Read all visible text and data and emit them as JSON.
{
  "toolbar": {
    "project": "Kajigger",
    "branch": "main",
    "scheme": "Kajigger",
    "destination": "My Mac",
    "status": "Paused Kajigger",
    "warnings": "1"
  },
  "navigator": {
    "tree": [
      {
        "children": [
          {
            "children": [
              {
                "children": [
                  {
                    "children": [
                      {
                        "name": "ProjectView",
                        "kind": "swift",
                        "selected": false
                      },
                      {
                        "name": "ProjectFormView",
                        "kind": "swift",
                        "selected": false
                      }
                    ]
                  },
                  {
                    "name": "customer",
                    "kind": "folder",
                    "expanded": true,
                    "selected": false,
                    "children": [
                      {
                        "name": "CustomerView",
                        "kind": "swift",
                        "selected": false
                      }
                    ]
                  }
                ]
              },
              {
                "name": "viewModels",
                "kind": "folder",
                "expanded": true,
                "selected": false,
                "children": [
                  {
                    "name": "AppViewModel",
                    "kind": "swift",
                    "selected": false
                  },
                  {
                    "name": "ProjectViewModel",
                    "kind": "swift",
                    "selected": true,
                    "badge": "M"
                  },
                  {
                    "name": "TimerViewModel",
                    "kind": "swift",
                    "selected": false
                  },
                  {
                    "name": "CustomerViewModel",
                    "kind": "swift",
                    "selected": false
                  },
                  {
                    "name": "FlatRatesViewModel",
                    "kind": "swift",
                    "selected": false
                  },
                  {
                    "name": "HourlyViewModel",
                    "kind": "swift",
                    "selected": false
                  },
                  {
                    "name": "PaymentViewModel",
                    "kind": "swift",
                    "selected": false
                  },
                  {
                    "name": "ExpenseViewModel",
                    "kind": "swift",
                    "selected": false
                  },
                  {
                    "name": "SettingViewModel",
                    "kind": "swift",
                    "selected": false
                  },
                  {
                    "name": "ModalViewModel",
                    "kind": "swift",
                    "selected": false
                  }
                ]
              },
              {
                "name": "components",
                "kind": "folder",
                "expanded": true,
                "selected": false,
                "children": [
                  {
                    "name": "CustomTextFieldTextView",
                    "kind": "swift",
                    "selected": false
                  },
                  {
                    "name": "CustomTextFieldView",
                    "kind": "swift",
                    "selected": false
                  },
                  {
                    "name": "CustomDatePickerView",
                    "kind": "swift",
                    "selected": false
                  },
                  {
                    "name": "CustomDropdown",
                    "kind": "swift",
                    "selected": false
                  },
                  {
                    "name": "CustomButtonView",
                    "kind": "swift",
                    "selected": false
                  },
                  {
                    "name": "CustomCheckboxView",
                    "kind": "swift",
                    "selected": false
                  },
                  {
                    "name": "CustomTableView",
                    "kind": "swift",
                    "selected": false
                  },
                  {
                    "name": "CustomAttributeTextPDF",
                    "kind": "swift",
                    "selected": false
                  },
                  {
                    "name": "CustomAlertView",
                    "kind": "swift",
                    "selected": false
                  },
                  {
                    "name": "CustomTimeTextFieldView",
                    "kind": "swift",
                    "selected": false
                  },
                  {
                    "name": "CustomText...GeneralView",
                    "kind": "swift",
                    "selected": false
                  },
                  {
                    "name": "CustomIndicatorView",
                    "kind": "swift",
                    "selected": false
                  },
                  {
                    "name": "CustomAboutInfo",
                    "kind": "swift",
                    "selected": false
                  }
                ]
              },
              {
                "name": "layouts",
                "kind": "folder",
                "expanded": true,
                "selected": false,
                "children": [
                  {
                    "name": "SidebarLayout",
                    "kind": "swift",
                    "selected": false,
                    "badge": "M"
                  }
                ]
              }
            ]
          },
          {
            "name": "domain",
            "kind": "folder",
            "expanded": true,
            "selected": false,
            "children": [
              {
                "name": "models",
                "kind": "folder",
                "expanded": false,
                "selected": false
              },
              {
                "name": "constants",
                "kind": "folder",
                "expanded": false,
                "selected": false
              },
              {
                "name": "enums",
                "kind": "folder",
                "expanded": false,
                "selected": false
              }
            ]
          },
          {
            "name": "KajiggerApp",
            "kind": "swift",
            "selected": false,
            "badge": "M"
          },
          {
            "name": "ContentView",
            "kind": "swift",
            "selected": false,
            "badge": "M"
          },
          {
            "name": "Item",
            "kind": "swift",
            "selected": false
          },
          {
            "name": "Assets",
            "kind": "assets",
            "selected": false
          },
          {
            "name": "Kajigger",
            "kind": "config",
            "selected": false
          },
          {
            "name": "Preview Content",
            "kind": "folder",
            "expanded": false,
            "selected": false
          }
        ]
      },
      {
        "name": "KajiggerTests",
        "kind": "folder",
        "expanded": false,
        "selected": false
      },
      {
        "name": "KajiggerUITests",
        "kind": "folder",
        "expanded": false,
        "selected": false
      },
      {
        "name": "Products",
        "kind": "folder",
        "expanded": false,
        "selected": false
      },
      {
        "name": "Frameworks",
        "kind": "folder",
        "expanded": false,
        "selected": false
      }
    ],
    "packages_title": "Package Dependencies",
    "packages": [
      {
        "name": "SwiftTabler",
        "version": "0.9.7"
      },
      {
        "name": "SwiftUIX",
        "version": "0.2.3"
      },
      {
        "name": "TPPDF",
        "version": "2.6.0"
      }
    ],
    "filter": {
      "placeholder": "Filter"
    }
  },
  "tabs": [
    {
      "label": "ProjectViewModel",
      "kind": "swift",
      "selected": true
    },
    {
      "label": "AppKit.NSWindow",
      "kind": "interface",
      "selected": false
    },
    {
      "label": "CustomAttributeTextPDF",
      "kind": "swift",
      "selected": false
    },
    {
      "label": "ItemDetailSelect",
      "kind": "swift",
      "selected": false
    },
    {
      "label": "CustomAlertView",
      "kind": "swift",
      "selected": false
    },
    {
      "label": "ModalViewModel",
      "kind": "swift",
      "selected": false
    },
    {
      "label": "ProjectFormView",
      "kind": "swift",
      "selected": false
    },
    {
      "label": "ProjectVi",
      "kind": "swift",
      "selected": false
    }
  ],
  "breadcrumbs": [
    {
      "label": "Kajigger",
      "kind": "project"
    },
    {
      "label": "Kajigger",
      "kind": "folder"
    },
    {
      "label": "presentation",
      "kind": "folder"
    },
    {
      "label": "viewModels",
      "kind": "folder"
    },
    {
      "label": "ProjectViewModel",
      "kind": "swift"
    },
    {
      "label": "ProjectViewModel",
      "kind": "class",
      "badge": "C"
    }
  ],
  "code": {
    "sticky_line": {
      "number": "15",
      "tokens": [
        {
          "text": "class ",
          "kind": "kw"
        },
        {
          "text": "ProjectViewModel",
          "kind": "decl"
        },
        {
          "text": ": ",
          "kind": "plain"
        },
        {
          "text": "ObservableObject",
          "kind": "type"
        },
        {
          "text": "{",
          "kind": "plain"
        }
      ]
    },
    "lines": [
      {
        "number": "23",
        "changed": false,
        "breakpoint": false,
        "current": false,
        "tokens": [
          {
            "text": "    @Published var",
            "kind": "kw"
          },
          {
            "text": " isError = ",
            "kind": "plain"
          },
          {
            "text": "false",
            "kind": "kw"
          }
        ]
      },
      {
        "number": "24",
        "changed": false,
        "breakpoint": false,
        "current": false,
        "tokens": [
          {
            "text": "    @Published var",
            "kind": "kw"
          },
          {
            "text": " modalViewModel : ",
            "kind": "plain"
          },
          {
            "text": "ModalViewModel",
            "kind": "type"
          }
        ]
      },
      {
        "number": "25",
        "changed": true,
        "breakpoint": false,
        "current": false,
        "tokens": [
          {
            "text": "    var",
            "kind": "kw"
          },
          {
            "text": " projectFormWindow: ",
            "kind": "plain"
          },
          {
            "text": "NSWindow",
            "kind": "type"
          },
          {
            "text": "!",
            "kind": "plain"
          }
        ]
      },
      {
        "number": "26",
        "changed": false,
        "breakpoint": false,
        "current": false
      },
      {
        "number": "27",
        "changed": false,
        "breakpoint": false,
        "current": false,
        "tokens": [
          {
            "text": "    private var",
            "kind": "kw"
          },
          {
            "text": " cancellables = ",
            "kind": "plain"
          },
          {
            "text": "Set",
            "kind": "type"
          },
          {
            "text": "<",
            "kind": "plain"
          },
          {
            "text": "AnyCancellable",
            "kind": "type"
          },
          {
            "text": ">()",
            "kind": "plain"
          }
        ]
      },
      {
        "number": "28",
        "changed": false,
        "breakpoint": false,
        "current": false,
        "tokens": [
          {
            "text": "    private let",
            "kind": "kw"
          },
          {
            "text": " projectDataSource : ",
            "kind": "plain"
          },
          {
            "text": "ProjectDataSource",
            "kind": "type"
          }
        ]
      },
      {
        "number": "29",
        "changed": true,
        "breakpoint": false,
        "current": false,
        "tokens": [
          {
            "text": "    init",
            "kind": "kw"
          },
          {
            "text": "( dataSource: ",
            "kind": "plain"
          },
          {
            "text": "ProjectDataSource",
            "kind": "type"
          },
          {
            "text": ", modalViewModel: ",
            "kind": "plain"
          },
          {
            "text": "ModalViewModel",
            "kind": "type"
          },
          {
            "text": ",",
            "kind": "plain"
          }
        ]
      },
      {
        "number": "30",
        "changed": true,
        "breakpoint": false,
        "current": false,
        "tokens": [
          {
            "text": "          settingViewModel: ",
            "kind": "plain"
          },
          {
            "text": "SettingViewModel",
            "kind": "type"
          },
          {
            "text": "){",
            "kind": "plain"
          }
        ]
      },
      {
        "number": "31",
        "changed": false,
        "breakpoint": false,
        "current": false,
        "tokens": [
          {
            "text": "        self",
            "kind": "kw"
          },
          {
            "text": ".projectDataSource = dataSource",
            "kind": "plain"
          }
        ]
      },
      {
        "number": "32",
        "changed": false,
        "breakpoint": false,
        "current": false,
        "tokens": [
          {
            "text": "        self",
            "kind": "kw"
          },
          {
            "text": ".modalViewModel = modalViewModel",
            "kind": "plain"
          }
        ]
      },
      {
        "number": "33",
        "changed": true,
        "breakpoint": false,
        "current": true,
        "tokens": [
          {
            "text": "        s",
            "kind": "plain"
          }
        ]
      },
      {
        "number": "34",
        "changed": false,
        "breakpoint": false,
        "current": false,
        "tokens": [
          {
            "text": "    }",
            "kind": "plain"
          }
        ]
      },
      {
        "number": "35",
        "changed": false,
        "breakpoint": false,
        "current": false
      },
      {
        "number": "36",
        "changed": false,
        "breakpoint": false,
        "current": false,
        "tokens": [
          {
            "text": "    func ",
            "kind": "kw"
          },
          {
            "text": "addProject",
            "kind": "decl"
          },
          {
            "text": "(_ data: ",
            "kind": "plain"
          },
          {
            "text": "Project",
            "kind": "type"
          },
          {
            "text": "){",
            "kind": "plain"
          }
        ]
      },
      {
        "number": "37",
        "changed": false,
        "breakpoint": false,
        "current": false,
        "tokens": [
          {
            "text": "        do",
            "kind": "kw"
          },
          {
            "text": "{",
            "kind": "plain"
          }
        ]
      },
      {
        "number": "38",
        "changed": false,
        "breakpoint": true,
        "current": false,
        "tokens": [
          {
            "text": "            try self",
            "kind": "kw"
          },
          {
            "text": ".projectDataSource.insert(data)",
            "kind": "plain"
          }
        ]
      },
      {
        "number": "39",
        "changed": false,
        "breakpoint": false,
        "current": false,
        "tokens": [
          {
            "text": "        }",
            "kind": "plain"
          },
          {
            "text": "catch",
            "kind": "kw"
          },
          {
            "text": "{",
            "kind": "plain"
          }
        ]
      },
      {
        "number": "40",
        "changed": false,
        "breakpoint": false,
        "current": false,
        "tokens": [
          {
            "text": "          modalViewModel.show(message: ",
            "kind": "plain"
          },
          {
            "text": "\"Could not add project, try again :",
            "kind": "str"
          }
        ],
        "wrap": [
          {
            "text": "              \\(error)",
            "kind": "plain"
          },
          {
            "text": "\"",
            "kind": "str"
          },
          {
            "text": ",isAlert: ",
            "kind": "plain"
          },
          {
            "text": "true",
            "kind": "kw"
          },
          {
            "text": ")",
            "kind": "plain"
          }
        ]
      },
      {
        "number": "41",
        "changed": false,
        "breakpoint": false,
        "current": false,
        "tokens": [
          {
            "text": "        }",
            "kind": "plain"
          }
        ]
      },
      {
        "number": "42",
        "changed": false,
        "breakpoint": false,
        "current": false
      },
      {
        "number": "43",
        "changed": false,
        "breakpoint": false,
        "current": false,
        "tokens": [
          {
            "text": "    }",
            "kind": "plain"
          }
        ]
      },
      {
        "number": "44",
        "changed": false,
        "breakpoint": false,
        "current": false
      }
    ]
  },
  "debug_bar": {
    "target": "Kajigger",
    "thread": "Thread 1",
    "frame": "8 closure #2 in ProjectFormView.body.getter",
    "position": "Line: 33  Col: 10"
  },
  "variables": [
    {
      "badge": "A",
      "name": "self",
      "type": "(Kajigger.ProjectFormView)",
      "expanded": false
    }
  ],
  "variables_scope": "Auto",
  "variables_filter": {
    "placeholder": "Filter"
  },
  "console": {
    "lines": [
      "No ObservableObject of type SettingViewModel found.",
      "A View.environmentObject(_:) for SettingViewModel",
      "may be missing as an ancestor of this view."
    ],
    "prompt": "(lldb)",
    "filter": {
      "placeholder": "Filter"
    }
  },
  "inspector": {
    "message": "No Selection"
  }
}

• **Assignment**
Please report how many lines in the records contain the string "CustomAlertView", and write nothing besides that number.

• **Reply**
2